> _YOUR GOAL_
Where "Volume" occurs in a line of the entries below, copy that line.

[TASK MATERIAL Boundary: Start]

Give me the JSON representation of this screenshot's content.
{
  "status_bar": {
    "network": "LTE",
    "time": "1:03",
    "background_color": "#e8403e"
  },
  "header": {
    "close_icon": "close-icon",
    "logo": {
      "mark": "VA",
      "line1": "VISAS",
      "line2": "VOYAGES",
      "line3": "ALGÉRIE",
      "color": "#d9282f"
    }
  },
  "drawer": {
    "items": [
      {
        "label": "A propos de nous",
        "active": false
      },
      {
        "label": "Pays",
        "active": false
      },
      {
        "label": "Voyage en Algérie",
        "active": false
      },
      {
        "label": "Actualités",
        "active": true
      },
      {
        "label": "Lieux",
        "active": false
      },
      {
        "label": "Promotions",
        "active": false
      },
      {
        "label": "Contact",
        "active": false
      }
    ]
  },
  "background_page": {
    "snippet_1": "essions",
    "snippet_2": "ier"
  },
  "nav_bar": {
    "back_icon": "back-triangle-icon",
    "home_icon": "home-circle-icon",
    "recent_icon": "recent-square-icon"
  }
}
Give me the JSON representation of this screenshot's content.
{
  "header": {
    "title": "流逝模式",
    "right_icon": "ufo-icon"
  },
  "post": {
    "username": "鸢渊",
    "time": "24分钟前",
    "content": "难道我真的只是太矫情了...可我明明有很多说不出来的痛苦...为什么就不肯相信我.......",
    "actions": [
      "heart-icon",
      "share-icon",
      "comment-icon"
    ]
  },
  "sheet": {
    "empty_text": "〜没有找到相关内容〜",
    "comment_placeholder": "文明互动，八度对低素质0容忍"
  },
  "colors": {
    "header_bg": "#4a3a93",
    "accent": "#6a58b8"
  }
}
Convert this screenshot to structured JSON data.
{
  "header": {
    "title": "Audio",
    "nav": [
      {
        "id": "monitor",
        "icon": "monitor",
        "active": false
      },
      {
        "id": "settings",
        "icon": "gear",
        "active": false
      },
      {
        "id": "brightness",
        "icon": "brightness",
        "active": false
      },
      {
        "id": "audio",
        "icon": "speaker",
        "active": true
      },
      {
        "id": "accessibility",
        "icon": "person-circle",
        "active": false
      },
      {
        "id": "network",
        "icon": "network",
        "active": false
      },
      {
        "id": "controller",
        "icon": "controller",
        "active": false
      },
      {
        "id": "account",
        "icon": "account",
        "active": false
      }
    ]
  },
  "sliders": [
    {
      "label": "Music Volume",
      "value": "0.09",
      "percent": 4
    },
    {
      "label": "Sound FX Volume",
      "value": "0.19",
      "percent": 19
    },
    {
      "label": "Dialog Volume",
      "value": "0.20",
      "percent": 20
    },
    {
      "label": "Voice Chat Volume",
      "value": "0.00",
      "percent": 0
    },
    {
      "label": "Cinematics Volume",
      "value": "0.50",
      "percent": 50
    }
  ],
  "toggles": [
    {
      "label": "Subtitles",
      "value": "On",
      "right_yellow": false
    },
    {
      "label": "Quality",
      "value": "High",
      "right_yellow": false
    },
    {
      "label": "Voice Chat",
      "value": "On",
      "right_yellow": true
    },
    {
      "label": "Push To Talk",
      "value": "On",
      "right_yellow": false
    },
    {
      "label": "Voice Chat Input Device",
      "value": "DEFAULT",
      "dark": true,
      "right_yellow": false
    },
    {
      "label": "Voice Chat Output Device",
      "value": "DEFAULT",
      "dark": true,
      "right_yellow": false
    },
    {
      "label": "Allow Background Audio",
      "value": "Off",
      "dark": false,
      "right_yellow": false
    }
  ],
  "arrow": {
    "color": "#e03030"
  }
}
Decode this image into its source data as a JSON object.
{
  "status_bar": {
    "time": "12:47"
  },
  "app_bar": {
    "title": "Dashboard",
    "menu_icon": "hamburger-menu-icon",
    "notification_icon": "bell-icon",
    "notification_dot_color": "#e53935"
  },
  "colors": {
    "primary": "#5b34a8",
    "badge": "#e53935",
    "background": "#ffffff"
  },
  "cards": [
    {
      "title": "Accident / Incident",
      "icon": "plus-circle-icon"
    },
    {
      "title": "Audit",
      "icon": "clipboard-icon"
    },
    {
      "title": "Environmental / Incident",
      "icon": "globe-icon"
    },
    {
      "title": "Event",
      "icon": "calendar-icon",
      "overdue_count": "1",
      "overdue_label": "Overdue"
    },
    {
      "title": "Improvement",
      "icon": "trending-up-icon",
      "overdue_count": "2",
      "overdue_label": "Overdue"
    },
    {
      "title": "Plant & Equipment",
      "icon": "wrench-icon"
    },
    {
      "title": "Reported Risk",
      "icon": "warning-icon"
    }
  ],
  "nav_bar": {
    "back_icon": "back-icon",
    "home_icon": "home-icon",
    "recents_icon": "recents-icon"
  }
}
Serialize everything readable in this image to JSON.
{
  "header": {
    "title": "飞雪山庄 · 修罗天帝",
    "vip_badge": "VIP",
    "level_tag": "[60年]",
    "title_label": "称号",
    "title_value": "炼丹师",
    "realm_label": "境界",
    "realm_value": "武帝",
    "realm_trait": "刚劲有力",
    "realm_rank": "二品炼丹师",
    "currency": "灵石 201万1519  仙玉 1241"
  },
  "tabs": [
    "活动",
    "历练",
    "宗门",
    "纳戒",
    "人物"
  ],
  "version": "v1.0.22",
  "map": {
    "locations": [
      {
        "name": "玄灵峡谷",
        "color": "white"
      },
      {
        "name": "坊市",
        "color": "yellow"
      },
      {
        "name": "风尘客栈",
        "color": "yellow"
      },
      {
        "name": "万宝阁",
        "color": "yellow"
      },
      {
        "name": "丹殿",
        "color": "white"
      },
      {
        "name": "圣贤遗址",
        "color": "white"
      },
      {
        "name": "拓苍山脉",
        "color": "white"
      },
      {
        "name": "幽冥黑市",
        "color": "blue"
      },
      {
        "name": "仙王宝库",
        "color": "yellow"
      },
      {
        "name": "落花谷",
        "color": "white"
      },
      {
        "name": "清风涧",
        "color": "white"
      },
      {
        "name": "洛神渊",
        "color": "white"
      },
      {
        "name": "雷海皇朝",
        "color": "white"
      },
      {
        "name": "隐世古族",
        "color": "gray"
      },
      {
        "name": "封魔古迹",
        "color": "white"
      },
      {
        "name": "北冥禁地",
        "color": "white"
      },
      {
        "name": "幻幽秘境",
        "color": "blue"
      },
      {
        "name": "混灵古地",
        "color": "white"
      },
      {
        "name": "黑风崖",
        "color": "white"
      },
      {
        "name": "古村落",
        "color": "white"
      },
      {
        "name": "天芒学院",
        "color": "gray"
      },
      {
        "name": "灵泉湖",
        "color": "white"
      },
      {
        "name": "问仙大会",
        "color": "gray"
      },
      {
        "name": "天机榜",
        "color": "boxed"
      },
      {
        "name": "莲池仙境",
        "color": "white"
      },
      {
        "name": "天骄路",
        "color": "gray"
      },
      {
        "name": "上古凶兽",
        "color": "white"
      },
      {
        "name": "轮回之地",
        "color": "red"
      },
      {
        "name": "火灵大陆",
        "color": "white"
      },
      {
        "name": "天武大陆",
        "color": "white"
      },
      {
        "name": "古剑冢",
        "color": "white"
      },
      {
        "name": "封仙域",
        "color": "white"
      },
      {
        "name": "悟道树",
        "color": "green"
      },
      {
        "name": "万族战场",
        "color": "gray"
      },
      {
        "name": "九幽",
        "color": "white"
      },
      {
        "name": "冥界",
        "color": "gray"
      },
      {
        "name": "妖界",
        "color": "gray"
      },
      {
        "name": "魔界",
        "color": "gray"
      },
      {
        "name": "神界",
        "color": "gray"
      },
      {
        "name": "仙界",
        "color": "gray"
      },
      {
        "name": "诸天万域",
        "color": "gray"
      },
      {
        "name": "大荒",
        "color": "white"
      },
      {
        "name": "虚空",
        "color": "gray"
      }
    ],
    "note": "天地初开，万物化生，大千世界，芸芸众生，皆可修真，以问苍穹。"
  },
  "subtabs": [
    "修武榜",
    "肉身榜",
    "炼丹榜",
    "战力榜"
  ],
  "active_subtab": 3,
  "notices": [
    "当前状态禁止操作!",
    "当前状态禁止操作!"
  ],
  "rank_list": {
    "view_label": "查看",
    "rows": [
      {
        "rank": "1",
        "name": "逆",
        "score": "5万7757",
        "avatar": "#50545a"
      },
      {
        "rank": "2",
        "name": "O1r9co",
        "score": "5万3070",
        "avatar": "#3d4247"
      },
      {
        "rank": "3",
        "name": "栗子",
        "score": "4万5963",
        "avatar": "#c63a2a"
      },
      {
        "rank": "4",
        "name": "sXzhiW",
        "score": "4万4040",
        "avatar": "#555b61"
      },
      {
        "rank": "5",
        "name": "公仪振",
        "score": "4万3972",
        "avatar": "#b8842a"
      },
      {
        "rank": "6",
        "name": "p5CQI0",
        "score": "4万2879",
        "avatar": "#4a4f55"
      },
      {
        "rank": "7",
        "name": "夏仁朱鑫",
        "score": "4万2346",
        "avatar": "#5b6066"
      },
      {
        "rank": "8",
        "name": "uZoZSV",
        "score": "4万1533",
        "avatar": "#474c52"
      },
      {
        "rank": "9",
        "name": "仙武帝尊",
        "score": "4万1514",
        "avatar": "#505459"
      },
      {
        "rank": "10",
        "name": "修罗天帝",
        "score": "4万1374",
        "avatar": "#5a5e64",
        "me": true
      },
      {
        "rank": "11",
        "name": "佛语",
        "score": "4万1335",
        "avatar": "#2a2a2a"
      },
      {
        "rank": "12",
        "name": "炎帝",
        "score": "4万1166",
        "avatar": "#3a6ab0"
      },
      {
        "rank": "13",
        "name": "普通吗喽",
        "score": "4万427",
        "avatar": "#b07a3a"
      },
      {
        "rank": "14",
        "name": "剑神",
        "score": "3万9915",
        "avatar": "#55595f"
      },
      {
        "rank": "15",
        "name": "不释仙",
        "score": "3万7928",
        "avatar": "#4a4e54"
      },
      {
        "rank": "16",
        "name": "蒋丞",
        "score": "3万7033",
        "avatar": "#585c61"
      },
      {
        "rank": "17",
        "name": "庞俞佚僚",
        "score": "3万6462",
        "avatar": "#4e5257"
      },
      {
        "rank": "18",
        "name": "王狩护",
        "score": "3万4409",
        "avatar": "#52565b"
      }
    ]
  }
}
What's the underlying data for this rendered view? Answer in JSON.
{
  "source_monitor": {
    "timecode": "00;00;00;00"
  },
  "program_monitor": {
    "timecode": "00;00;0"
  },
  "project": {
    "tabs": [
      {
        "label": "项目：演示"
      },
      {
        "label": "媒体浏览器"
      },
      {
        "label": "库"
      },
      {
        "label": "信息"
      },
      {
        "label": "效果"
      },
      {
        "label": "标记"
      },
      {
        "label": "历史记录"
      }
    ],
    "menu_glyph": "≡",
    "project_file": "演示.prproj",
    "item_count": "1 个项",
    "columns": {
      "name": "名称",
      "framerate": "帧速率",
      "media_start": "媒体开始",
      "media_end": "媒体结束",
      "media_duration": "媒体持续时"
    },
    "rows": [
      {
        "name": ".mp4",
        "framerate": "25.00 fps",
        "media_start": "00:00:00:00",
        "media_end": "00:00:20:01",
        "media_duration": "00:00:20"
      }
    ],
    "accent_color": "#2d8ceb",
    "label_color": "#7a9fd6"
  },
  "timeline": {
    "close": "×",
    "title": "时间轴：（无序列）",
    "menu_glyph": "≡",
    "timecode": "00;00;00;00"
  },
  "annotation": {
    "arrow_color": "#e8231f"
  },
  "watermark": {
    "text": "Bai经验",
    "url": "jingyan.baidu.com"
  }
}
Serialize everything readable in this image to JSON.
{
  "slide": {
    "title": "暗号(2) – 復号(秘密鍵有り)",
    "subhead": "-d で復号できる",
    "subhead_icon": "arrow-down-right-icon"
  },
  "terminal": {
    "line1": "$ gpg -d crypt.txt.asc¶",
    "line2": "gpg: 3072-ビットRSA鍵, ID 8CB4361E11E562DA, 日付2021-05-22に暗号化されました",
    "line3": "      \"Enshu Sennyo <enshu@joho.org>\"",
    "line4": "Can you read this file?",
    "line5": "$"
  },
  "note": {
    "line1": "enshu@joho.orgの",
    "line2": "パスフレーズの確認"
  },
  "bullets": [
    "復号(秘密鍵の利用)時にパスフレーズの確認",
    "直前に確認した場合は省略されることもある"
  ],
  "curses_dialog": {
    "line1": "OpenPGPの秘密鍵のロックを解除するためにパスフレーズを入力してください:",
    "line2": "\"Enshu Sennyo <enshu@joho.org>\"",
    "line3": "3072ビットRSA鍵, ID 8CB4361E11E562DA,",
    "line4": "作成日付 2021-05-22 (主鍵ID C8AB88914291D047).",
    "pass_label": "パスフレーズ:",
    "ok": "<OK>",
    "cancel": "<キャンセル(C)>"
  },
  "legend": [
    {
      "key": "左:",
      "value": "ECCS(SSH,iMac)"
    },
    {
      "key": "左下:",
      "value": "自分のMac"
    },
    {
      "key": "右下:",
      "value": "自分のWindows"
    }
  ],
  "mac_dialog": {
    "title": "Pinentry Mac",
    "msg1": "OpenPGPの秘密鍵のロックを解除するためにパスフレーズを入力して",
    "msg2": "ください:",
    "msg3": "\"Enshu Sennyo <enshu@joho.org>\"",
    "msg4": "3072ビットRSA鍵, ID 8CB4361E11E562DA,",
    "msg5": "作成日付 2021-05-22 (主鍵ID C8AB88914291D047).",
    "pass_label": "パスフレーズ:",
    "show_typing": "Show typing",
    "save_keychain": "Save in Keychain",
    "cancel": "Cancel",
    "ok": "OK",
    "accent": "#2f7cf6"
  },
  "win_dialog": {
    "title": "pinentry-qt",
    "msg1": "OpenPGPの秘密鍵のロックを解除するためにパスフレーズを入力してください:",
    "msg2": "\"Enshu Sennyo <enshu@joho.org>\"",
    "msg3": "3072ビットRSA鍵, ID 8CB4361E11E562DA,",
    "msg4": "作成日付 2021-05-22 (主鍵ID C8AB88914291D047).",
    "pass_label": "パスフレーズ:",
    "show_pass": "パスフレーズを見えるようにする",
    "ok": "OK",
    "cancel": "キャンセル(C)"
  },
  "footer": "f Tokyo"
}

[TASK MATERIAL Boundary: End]

> _RESULT OF THE EXERCISE_
      "label": "Music Volume",
      "label": "Sound FX Volume",
      "label": "Dialog Volume",
      "label": "Voice Chat Volume",
      "label": "Cinematics Volume",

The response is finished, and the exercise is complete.